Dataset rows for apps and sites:
┄┄┄┄┄┄┄┄┄┄
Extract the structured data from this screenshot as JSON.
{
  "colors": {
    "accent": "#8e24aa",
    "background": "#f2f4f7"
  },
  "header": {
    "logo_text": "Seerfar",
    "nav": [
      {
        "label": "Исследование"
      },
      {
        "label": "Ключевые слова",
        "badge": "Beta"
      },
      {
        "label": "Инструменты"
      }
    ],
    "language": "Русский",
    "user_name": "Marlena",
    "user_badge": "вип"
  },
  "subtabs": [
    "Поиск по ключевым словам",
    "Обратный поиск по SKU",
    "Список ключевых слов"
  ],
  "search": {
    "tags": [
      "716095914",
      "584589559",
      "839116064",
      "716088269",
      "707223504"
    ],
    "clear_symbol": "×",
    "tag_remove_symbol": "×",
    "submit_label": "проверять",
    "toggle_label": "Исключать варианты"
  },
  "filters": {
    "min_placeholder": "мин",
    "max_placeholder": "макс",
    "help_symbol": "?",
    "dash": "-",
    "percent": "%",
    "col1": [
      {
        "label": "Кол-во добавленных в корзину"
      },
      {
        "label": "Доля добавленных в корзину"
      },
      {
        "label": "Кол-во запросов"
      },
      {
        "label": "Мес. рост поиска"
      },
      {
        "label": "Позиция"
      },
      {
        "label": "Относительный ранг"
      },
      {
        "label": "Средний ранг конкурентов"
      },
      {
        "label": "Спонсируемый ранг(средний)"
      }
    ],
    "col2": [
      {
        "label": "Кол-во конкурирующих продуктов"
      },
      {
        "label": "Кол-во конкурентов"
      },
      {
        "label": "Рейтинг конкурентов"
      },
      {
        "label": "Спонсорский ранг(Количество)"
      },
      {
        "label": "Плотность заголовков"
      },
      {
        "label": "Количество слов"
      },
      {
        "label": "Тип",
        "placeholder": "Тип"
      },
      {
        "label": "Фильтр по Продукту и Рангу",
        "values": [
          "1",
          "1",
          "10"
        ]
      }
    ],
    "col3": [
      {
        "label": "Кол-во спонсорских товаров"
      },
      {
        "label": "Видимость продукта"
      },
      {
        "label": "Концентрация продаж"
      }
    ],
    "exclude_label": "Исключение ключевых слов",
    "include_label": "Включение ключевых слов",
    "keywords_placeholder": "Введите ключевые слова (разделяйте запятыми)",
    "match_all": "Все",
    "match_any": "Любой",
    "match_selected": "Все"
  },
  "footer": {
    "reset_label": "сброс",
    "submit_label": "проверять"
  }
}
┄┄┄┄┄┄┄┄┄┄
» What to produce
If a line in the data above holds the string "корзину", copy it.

» Task solution
        "label": "Кол-во добавленных в корзину"
        "label": "Доля добавленных в корзину"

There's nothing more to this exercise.